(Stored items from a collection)

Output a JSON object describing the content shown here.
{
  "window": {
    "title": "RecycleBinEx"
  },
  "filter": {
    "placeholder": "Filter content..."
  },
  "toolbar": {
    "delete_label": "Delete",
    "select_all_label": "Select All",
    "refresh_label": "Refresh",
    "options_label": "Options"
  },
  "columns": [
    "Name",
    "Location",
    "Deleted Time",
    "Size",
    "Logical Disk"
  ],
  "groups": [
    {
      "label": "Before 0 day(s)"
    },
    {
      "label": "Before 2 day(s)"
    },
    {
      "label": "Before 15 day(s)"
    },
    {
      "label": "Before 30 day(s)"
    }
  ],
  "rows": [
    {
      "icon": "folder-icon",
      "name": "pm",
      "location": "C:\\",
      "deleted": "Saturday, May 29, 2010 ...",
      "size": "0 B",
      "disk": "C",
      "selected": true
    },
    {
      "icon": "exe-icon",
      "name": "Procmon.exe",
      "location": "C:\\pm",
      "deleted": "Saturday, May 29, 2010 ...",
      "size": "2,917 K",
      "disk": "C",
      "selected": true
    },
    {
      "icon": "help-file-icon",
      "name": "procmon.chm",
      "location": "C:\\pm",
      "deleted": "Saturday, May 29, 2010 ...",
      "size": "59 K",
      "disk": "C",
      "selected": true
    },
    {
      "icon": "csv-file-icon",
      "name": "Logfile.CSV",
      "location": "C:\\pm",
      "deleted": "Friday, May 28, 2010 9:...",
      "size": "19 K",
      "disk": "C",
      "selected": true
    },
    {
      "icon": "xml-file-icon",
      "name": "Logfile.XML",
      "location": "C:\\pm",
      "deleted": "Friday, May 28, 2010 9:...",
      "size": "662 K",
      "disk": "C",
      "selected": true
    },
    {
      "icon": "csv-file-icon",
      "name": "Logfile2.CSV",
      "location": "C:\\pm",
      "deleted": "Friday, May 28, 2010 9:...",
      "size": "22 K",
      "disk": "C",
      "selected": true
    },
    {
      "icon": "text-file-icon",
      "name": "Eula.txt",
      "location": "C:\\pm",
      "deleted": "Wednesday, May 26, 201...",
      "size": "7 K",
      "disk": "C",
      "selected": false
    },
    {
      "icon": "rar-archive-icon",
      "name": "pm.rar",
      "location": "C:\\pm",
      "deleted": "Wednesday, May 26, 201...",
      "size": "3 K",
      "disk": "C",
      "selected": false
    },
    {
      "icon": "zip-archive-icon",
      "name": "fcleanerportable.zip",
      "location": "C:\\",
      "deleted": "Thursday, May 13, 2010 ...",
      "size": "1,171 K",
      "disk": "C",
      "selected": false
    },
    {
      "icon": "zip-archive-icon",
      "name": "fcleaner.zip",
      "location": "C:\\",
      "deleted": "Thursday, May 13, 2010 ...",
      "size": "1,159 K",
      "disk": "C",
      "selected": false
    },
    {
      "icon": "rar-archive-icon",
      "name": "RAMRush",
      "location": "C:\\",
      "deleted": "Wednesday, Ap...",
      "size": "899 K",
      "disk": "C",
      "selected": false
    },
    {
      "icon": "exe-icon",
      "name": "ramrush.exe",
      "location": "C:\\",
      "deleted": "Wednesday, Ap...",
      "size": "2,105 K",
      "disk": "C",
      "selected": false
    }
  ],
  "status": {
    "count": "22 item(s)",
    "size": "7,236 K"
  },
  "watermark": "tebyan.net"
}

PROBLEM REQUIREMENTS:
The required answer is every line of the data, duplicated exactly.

YOUR SOLUTION:
Output a JSON object describing the content shown here.
{
  "window": {
    "title": "RecycleBinEx"
  },
  "filter": {
    "placeholder": "Filter content..."
  },
  "toolbar": {
    "delete_label": "Delete",
    "select_all_label": "Select All",
    "refresh_label": "Refresh",
    "options_label": "Options"
  },
  "columns": [
    "Name",
    "Location",
    "Deleted Time",
    "Size",
    "Logical Disk"
  ],
  "groups": [
    {
      "label": "Before 0 day(s)"
    },
    {
      "label": "Before 2 day(s)"
    },
    {
      "label": "Before 15 day(s)"
    },
    {
      "label": "Before 30 day(s)"
    }
  ],
  "rows": [
    {
      "icon": "folder-icon",
      "name": "pm",
      "location": "C:\\",
      "deleted": "Saturday, May 29, 2010 ...",
      "size": "0 B",
      "disk": "C",
      "selected": true
    },
    {
      "icon": "exe-icon",
      "name": "Procmon.exe",
      "location": "C:\\pm",
      "deleted": "Saturday, May 29, 2010 ...",
      "size": "2,917 K",
      "disk": "C",
      "selected": true
    },
    {
      "icon": "help-file-icon",
      "name": "procmon.chm",
      "location": "C:\\pm",
      "deleted": "Saturday, May 29, 2010 ...",
      "size": "59 K",
      "disk": "C",
      "selected": true
    },
    {
      "icon": "csv-file-icon",
      "name": "Logfile.CSV",
      "location": "C:\\pm",
      "deleted": "Friday, May 28, 2010 9:...",
      "size": "19 K",
      "disk": "C",
      "selected": true
    },
    {
      "icon": "xml-file-icon",
      "name": "Logfile.XML",
      "location": "C:\\pm",
      "deleted": "Friday, May 28, 2010 9:...",
      "size": "662 K",
      "disk": "C",
      "selected": true
    },
    {
      "icon": "csv-file-icon",
      "name": "Logfile2.CSV",
      "location": "C:\\pm",
      "deleted": "Friday, May 28, 2010 9:...",
      "size": "22 K",
      "disk": "C",
      "selected": true
    },
    {
      "icon": "text-file-icon",
      "name": "Eula.txt",
      "location": "C:\\pm",
      "deleted": "Wednesday, May 26, 201...",
      "size": "7 K",
      "disk": "C",
      "selected": false
    },
    {
      "icon": "rar-archive-icon",
      "name": "pm.rar",
      "location": "C:\\pm",
      "deleted": "Wednesday, May 26, 201...",
      "size": "3 K",
      "disk": "C",
      "selected": false
    },
    {
      "icon": "zip-archive-icon",
      "name": "fcleanerportable.zip",
      "location": "C:\\",
      "deleted": "Thursday, May 13, 2010 ...",
      "size": "1,171 K",
      "disk": "C",
      "selected": false
    },
    {
      "icon": "zip-archive-icon",
      "name": "fcleaner.zip",
      "location": "C:\\",
      "deleted": "Thursday, May 13, 2010 ...",
      "size": "1,159 K",
      "disk": "C",
      "selected": false
    },
    {
      "icon": "rar-archive-icon",
      "name": "RAMRush",
      "location": "C:\\",
      "deleted": "Wednesday, Ap...",
      "size": "899 K",
      "disk": "C",
      "selected": false
    },
    {
      "icon": "exe-icon",
      "name": "ramrush.exe",
      "location": "C:\\",
      "deleted": "Wednesday, Ap...",
      "size": "2,105 K",
      "disk": "C",
      "selected": false
    }
  ],
  "status": {
    "count": "22 item(s)",
    "size": "7,236 K"
  },
  "watermark": "tebyan.net"
}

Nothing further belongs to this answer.